The charity owns two buildings and the land on which they stand. Although there are no physical barriers between the Somerset County Cricket Ground and the museum buildings we are completely separate organisations.

The museum was established in 1985 as the successor to the Somerset County Cricket Club Supporter’s Association and itself is housed in a 15th century stone barn, the last remaining building of Taunton Priory, which was founded about the year 1120 and dissolved by Henry VIII in 1539.

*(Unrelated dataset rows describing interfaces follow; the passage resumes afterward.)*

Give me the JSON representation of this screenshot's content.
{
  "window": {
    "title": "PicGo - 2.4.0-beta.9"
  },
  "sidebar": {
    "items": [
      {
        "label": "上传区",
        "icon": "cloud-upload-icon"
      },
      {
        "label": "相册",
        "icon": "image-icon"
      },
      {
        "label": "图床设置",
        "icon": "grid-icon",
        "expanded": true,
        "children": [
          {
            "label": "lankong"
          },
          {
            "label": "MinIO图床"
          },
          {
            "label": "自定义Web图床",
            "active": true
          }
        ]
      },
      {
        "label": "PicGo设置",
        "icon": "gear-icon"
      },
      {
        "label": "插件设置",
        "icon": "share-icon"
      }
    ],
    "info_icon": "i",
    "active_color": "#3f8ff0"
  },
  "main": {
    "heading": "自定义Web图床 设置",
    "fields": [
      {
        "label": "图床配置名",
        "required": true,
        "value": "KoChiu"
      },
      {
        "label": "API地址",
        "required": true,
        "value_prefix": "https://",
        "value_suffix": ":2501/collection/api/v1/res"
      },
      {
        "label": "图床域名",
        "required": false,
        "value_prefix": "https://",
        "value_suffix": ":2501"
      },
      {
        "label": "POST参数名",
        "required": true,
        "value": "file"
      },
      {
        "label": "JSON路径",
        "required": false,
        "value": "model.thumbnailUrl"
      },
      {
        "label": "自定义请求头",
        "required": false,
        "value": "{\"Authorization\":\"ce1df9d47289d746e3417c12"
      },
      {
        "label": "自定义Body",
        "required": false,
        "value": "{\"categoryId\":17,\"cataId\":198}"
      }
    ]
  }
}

The museum building has had a variety of uses and modifications over the centures, the most recent being as a store in a builder’s yard and before that as a farm barn. Almost derelict in the 1980s, it was classified as an ancient monument. The newly established Somerset Cricket Museum bought it in the 1980s and set about major reconstruction works to make it safe and to replace the roof. It is now Grade II* listed. Following the receipt of a major legacy in 2010 the building has been completely renovated and brought up to modern safety and efficiency standards.

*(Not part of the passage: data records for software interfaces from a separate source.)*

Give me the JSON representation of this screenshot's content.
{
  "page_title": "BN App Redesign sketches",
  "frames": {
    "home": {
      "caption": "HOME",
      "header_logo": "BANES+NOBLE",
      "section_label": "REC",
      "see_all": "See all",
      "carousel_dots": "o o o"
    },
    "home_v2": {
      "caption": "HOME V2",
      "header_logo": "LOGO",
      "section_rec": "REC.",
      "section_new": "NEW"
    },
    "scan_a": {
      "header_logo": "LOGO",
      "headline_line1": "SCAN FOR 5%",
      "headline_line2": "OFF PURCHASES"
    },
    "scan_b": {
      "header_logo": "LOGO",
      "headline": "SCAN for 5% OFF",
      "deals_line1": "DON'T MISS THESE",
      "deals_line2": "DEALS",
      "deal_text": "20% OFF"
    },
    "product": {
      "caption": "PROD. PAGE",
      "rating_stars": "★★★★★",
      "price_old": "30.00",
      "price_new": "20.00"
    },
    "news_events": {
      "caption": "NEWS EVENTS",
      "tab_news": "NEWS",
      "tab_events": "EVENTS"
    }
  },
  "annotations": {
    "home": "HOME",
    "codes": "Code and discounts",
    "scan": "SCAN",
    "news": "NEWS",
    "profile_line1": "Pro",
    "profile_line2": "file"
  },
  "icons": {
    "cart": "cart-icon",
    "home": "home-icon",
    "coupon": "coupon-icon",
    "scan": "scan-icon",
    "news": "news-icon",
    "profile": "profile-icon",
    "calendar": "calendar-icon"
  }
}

Some visitors come to see the ancient building rather than the cricket memorabilia.

The museum’s other building stands behind the museum barn and is used for offices, storage, and accommodates Millichamp & Hall Ltd, bespoke cricket bat makers. It also hosts match day book sales and has a lending library of over 1000 cricket books in the Eddie Lawrence Library.

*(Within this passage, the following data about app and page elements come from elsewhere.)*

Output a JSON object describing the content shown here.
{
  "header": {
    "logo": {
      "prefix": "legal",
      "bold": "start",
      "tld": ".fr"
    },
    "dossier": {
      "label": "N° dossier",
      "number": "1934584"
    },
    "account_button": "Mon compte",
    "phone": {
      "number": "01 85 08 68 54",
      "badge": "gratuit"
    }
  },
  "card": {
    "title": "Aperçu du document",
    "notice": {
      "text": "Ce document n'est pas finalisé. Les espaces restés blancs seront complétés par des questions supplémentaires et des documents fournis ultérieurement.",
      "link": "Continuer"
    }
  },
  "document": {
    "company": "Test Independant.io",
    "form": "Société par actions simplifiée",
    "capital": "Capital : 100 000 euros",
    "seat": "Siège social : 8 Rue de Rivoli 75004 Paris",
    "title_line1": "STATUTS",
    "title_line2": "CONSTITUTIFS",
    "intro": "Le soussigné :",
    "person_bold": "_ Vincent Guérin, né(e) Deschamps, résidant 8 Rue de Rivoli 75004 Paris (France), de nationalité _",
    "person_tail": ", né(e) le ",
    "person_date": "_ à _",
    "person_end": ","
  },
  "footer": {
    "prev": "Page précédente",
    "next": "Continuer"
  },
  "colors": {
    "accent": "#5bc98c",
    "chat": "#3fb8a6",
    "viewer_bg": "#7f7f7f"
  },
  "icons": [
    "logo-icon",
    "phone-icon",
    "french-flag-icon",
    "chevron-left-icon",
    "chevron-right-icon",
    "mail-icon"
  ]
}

The Office building also holds most of the archives of the County Cricket Club. Genuine researchers may be granted access to them. Museum volunteers use them to answer questions from many sources.

The print below, drawn in the early 19th Century, before the Foundry Chimney was built sometime around 1823, shows the lands across the river which comprise Priory Fields, the Rack Fields and probably Lambrook Farm to the left. All owned by John Winter of Watts House (Cedar Falls) who leased the Rack Field to the Taunton Athletic Company and later, when the company went bust in 1886, to SCCC. John eventually selling the county ground to the club in the mid 1890s for £2,000!! 

The Priory Barn can be seen on the far right hand side of the print, next to the faux turreted Priory Lodge building (also still in existence).